> _Requirement_:
Where the records hold the string "Mostly", show the whole line it sits on.

Start of Record set

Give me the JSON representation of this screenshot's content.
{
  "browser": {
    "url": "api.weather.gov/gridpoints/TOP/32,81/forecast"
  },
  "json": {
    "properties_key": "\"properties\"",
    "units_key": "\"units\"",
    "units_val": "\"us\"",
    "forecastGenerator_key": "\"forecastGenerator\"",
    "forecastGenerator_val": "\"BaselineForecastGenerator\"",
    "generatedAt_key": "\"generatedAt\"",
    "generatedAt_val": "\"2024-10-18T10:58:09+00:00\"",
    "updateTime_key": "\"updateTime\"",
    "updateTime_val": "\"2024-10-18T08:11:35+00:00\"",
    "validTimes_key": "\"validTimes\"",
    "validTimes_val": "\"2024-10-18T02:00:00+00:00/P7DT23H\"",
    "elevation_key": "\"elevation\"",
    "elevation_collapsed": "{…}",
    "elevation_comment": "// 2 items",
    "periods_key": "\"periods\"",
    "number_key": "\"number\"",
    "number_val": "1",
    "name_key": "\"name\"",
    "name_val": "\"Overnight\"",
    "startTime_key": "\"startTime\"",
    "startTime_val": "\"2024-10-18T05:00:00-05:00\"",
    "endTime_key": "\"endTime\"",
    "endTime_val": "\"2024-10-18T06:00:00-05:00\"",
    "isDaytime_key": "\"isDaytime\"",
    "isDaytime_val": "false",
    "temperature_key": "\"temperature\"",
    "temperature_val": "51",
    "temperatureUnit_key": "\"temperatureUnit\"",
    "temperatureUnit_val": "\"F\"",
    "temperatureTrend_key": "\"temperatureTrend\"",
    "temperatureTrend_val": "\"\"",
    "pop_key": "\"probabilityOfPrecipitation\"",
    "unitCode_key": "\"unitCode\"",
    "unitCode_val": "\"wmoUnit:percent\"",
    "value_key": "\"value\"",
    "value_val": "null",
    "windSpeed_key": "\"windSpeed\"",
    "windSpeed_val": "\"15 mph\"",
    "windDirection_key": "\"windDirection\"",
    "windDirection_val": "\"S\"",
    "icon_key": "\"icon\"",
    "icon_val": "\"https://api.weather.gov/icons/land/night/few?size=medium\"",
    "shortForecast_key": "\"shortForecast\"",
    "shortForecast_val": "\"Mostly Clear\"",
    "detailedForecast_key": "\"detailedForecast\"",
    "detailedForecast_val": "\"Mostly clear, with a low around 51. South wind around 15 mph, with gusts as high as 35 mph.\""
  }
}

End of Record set

> _Answer for this exercise_:
    "shortForecast_val": "\"Mostly Clear\"",
    "detailedForecast_val": "\"Mostly clear, with a low around 51. South wind around 15 mph, with gusts as high as 35 mph.\""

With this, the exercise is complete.